→ The task:
Look through the lines below and extract any with the word "heading".

Extracted records:
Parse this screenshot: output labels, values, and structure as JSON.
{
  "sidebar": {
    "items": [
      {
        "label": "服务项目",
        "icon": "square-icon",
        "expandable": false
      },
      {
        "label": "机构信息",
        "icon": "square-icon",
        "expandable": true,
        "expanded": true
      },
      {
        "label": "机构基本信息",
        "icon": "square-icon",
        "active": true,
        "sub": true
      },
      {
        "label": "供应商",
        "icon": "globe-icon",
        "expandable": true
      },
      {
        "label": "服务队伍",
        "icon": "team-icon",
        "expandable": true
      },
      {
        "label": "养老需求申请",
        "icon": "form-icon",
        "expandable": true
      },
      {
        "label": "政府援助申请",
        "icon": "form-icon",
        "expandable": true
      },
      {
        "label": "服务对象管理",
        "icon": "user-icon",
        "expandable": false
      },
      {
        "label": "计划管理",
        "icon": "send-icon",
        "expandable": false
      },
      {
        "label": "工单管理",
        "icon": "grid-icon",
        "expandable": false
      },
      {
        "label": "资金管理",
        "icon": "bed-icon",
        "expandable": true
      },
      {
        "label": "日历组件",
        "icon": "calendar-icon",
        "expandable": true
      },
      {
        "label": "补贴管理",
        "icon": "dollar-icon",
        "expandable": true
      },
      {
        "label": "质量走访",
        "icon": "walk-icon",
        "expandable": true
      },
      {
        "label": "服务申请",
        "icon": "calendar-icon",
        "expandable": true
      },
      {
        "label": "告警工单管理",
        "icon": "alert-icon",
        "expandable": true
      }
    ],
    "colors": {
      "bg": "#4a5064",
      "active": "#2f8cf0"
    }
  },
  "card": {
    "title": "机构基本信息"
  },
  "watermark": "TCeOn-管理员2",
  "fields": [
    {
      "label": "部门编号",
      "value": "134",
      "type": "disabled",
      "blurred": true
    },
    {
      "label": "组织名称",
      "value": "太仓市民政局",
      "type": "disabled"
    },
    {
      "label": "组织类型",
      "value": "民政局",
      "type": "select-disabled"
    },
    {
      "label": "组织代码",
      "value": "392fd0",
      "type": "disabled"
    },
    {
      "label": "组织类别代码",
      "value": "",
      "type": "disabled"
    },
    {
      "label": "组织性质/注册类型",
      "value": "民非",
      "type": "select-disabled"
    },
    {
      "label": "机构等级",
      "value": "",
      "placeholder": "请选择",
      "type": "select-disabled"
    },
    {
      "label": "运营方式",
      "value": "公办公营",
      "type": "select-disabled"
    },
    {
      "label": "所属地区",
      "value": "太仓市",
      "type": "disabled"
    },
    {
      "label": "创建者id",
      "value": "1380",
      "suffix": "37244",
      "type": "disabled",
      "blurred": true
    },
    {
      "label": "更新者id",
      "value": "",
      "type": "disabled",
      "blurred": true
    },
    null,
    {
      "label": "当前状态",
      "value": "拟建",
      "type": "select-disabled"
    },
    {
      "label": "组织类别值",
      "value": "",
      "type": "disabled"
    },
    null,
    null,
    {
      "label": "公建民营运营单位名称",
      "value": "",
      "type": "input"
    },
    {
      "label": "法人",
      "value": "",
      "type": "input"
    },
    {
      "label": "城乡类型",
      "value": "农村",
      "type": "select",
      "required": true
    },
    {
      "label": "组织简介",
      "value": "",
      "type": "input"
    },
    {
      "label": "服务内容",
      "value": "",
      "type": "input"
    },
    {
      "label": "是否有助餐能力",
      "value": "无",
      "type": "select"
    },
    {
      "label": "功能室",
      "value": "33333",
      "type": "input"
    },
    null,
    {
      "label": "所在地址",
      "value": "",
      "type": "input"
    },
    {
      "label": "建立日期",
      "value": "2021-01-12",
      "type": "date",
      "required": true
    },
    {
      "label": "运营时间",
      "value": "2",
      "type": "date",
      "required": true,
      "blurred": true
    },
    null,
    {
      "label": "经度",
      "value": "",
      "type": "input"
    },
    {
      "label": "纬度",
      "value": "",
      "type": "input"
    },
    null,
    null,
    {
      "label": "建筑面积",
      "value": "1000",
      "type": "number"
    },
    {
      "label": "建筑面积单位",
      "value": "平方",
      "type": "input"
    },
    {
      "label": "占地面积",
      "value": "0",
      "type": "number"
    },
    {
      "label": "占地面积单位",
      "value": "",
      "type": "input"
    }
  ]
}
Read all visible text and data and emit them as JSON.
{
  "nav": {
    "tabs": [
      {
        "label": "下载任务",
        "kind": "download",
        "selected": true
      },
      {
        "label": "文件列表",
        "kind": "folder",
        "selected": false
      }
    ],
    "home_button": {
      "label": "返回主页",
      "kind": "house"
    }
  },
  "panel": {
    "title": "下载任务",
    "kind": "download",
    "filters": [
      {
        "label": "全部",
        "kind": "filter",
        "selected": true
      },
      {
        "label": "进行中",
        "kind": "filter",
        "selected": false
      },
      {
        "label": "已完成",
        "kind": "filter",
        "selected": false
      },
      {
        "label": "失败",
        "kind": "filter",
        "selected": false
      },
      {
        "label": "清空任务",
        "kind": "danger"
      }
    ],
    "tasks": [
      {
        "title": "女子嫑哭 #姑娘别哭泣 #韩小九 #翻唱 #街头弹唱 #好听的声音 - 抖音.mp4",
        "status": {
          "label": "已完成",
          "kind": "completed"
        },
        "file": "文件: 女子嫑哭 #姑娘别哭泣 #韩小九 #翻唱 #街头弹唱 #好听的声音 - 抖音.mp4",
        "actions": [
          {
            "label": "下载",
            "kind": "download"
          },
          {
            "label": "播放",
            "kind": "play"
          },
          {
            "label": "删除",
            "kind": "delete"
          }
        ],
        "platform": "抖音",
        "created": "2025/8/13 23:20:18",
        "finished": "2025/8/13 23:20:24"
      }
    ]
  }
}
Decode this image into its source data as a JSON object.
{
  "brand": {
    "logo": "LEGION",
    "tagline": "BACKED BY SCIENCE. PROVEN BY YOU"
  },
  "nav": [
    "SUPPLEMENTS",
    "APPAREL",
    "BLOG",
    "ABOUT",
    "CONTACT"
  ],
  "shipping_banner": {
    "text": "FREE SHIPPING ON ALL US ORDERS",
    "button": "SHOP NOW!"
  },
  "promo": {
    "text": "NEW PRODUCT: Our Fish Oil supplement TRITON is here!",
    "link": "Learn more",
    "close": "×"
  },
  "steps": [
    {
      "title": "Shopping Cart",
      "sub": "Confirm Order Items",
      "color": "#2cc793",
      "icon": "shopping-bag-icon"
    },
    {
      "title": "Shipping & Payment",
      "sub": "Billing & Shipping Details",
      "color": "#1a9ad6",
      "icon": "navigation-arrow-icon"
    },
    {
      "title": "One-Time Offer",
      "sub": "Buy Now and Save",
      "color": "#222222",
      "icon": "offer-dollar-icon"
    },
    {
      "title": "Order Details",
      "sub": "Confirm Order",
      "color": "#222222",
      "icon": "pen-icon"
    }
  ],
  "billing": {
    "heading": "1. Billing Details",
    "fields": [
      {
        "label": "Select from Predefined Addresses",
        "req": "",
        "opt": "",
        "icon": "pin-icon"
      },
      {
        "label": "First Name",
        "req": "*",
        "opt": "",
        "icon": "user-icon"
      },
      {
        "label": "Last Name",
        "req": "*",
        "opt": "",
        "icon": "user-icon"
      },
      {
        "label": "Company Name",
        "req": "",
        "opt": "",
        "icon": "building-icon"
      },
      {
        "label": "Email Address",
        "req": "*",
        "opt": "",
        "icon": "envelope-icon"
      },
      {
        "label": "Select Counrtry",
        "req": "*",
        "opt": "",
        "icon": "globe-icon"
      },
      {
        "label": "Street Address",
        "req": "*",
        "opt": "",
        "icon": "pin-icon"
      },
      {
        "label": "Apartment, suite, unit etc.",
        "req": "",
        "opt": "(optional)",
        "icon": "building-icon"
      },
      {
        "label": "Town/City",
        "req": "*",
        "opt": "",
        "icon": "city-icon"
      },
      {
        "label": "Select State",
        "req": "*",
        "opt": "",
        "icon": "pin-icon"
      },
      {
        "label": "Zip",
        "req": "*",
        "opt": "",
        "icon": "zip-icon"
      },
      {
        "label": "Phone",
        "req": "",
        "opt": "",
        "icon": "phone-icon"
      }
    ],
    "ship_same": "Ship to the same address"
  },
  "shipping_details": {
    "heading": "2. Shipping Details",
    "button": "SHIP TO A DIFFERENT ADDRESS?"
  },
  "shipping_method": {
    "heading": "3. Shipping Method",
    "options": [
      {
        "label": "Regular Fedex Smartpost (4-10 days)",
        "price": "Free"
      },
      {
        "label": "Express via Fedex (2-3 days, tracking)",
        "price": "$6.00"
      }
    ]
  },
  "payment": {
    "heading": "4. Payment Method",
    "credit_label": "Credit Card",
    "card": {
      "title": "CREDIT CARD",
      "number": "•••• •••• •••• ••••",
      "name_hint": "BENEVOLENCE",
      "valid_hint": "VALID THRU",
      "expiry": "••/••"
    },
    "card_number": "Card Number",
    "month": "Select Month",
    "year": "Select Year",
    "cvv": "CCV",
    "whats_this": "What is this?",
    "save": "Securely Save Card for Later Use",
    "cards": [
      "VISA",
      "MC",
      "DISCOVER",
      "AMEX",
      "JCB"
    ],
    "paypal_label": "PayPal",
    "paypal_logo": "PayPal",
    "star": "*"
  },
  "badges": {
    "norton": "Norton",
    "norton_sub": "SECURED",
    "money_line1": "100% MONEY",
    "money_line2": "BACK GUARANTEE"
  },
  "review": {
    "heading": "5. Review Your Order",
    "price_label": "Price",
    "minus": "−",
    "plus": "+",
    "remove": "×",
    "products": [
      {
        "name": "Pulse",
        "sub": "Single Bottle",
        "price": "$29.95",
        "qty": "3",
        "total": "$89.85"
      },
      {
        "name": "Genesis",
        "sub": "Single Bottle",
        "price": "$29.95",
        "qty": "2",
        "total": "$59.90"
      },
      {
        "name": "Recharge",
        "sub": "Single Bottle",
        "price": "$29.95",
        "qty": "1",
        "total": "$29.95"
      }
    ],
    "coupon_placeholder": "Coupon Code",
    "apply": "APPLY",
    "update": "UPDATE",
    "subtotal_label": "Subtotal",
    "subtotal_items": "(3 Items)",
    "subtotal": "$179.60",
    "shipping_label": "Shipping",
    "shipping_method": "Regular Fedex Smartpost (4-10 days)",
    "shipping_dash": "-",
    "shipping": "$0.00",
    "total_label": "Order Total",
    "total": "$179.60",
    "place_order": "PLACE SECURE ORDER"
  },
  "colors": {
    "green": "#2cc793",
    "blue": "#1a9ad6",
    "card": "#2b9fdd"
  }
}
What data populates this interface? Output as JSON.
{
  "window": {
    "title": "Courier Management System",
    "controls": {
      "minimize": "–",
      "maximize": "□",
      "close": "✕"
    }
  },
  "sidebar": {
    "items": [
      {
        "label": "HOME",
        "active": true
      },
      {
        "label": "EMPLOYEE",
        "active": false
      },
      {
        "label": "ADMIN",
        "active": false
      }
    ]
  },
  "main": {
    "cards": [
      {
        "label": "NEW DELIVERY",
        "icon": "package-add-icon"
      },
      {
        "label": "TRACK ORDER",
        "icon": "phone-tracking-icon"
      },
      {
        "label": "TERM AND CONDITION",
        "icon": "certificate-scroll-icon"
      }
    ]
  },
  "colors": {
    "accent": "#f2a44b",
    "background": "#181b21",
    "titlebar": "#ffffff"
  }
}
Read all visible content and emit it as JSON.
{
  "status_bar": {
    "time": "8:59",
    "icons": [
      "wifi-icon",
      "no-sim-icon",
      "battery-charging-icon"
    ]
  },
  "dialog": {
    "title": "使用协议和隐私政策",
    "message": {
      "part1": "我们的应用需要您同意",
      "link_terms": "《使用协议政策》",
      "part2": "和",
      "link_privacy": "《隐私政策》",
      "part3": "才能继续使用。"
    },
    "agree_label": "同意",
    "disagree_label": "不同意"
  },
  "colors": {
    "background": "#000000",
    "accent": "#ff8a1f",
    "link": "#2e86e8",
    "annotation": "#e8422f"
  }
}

→ Solution:
    "heading": "1. Billing Details",
    "heading": "2. Shipping Details",
    "heading": "3. Shipping Method",
    "heading": "4. Payment Method",
    "heading": "5. Review Your Order",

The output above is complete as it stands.